YOUR GOAL:
Would you set down the complete data below, exactly as shown?

Data records for software interfaces:
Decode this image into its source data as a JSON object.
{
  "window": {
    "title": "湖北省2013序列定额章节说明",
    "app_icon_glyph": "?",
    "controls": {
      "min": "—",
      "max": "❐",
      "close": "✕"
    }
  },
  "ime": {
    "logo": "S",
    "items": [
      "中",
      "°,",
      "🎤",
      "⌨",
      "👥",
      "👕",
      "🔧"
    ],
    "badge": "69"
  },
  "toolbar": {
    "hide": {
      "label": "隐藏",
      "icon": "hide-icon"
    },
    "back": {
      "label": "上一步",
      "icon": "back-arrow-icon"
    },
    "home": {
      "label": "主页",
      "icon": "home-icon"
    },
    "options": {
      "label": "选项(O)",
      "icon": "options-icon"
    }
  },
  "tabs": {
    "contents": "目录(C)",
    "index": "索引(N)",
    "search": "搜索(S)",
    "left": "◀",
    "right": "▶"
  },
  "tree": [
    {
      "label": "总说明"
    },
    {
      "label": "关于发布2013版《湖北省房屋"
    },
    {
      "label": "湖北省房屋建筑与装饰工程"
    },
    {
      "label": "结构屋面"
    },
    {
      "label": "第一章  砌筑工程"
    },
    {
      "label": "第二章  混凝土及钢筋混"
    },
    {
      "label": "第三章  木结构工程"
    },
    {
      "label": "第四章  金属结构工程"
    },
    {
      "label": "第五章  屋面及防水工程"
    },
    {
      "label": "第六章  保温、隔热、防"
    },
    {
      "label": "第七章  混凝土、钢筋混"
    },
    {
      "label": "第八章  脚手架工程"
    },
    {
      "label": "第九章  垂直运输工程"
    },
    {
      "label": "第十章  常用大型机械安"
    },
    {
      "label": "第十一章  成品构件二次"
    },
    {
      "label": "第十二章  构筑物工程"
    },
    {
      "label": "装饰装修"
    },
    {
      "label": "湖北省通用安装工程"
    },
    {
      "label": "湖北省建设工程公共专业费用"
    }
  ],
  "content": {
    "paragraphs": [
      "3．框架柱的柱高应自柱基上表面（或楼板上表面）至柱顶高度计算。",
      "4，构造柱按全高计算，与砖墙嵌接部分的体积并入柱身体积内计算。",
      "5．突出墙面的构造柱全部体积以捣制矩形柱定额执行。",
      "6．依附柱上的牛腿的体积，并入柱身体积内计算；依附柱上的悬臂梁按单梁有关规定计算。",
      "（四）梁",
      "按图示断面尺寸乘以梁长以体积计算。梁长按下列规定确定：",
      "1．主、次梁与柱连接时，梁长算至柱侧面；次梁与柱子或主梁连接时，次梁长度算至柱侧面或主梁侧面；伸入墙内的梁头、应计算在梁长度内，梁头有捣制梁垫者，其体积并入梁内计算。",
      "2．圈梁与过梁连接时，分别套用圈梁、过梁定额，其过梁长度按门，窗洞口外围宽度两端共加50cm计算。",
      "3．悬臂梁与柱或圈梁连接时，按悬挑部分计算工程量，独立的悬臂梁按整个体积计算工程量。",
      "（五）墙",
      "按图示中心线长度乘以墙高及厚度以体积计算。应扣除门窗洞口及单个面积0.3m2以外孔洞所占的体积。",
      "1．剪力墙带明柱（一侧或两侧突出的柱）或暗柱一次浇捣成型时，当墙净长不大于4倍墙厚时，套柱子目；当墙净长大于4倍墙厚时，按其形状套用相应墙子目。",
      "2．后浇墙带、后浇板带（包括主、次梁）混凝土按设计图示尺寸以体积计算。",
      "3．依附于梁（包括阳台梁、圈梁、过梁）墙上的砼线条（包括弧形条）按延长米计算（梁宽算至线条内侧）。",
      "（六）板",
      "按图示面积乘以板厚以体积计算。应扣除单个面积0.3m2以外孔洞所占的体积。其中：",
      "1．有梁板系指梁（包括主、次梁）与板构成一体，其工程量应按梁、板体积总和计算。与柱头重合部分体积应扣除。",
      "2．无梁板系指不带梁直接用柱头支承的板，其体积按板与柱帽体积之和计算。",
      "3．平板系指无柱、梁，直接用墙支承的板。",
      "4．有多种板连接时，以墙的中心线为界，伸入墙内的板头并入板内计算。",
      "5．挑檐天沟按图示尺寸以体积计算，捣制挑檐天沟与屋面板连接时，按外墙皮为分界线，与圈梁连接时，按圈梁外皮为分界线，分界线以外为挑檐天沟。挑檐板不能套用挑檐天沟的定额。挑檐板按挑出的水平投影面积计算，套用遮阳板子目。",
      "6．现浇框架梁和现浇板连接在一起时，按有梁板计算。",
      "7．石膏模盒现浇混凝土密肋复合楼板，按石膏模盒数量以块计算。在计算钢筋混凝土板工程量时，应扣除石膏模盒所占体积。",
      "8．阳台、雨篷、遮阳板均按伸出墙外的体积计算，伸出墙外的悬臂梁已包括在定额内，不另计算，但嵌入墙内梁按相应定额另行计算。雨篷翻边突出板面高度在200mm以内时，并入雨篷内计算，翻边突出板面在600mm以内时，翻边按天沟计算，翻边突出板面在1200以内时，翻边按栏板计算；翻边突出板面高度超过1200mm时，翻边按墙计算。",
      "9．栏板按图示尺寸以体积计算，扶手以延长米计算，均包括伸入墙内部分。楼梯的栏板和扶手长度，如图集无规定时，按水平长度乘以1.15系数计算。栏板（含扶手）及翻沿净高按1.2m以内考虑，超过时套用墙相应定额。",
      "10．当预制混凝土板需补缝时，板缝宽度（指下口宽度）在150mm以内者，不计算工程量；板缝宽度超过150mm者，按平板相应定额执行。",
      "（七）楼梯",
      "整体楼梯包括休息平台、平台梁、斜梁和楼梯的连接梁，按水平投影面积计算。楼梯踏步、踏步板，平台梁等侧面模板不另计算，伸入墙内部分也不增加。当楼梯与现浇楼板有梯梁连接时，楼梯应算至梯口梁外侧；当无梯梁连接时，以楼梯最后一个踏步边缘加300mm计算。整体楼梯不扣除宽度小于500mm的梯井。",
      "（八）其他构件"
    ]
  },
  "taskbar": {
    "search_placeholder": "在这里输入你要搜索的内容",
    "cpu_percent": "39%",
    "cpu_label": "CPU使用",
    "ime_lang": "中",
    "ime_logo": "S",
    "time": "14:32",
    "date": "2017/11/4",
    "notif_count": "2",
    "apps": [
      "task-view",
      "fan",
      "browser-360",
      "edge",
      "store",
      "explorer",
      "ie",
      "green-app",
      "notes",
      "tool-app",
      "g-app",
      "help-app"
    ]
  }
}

TASK OUTPUT:
Decode this image into its source data as a JSON object.
{
  "window": {
    "title": "湖北省2013序列定额章节说明",
    "app_icon_glyph": "?",
    "controls": {
      "min": "—",
      "max": "❐",
      "close": "✕"
    }
  },
  "ime": {
    "logo": "S",
    "items": [
      "中",
      "°,",
      "🎤",
      "⌨",
      "👥",
      "👕",
      "🔧"
    ],
    "badge": "69"
  },
  "toolbar": {
    "hide": {
      "label": "隐藏",
      "icon": "hide-icon"
    },
    "back": {
      "label": "上一步",
      "icon": "back-arrow-icon"
    },
    "home": {
      "label": "主页",
      "icon": "home-icon"
    },
    "options": {
      "label": "选项(O)",
      "icon": "options-icon"
    }
  },
  "tabs": {
    "contents": "目录(C)",
    "index": "索引(N)",
    "search": "搜索(S)",
    "left": "◀",
    "right": "▶"
  },
  "tree": [
    {
      "label": "总说明"
    },
    {
      "label": "关于发布2013版《湖北省房屋"
    },
    {
      "label": "湖北省房屋建筑与装饰工程"
    },
    {
      "label": "结构屋面"
    },
    {
      "label": "第一章  砌筑工程"
    },
    {
      "label": "第二章  混凝土及钢筋混"
    },
    {
      "label": "第三章  木结构工程"
    },
    {
      "label": "第四章  金属结构工程"
    },
    {
      "label": "第五章  屋面及防水工程"
    },
    {
      "label": "第六章  保温、隔热、防"
    },
    {
      "label": "第七章  混凝土、钢筋混"
    },
    {
      "label": "第八章  脚手架工程"
    },
    {
      "label": "第九章  垂直运输工程"
    },
    {
      "label": "第十章  常用大型机械安"
    },
    {
      "label": "第十一章  成品构件二次"
    },
    {
      "label": "第十二章  构筑物工程"
    },
    {
      "label": "装饰装修"
    },
    {
      "label": "湖北省通用安装工程"
    },
    {
      "label": "湖北省建设工程公共专业费用"
    }
  ],
  "content": {
    "paragraphs": [
      "3．框架柱的柱高应自柱基上表面（或楼板上表面）至柱顶高度计算。",
      "4，构造柱按全高计算，与砖墙嵌接部分的体积并入柱身体积内计算。",
      "5．突出墙面的构造柱全部体积以捣制矩形柱定额执行。",
      "6．依附柱上的牛腿的体积，并入柱身体积内计算；依附柱上的悬臂梁按单梁有关规定计算。",
      "（四）梁",
      "按图示断面尺寸乘以梁长以体积计算。梁长按下列规定确定：",
      "1．主、次梁与柱连接时，梁长算至柱侧面；次梁与柱子或主梁连接时，次梁长度算至柱侧面或主梁侧面；伸入墙内的梁头、应计算在梁长度内，梁头有捣制梁垫者，其体积并入梁内计算。",
      "2．圈梁与过梁连接时，分别套用圈梁、过梁定额，其过梁长度按门，窗洞口外围宽度两端共加50cm计算。",
      "3．悬臂梁与柱或圈梁连接时，按悬挑部分计算工程量，独立的悬臂梁按整个体积计算工程量。",
      "（五）墙",
      "按图示中心线长度乘以墙高及厚度以体积计算。应扣除门窗洞口及单个面积0.3m2以外孔洞所占的体积。",
      "1．剪力墙带明柱（一侧或两侧突出的柱）或暗柱一次浇捣成型时，当墙净长不大于4倍墙厚时，套柱子目；当墙净长大于4倍墙厚时，按其形状套用相应墙子目。",
      "2．后浇墙带、后浇板带（包括主、次梁）混凝土按设计图示尺寸以体积计算。",
      "3．依附于梁（包括阳台梁、圈梁、过梁）墙上的砼线条（包括弧形条）按延长米计算（梁宽算至线条内侧）。",
      "（六）板",
      "按图示面积乘以板厚以体积计算。应扣除单个面积0.3m2以外孔洞所占的体积。其中：",
      "1．有梁板系指梁（包括主、次梁）与板构成一体，其工程量应按梁、板体积总和计算。与柱头重合部分体积应扣除。",
      "2．无梁板系指不带梁直接用柱头支承的板，其体积按板与柱帽体积之和计算。",
      "3．平板系指无柱、梁，直接用墙支承的板。",
      "4．有多种板连接时，以墙的中心线为界，伸入墙内的板头并入板内计算。",
      "5．挑檐天沟按图示尺寸以体积计算，捣制挑檐天沟与屋面板连接时，按外墙皮为分界线，与圈梁连接时，按圈梁外皮为分界线，分界线以外为挑檐天沟。挑檐板不能套用挑檐天沟的定额。挑檐板按挑出的水平投影面积计算，套用遮阳板子目。",
      "6．现浇框架梁和现浇板连接在一起时，按有梁板计算。",
      "7．石膏模盒现浇混凝土密肋复合楼板，按石膏模盒数量以块计算。在计算钢筋混凝土板工程量时，应扣除石膏模盒所占体积。",
      "8．阳台、雨篷、遮阳板均按伸出墙外的体积计算，伸出墙外的悬臂梁已包括在定额内，不另计算，但嵌入墙内梁按相应定额另行计算。雨篷翻边突出板面高度在200mm以内时，并入雨篷内计算，翻边突出板面在600mm以内时，翻边按天沟计算，翻边突出板面在1200以内时，翻边按栏板计算；翻边突出板面高度超过1200mm时，翻边按墙计算。",
      "9．栏板按图示尺寸以体积计算，扶手以延长米计算，均包括伸入墙内部分。楼梯的栏板和扶手长度，如图集无规定时，按水平长度乘以1.15系数计算。栏板（含扶手）及翻沿净高按1.2m以内考虑，超过时套用墙相应定额。",
      "10．当预制混凝土板需补缝时，板缝宽度（指下口宽度）在150mm以内者，不计算工程量；板缝宽度超过150mm者，按平板相应定额执行。",
      "（七）楼梯",
      "整体楼梯包括休息平台、平台梁、斜梁和楼梯的连接梁，按水平投影面积计算。楼梯踏步、踏步板，平台梁等侧面模板不另计算，伸入墙内部分也不增加。当楼梯与现浇楼板有梯梁连接时，楼梯应算至梯口梁外侧；当无梯梁连接时，以楼梯最后一个踏步边缘加300mm计算。整体楼梯不扣除宽度小于500mm的梯井。",
      "（八）其他构件"
    ]
  },
  "taskbar": {
    "search_placeholder": "在这里输入你要搜索的内容",
    "cpu_percent": "39%",
    "cpu_label": "CPU使用",
    "ime_lang": "中",
    "ime_logo": "S",
    "time": "14:32",
    "date": "2017/11/4",
    "notif_count": "2",
    "apps": [
      "task-view",
      "fan",
      "browser-360",
      "edge",
      "store",
      "explorer",
      "ie",
      "green-app",
      "notes",
      "tool-app",
      "g-app",
      "help-app"
    ]
  }
}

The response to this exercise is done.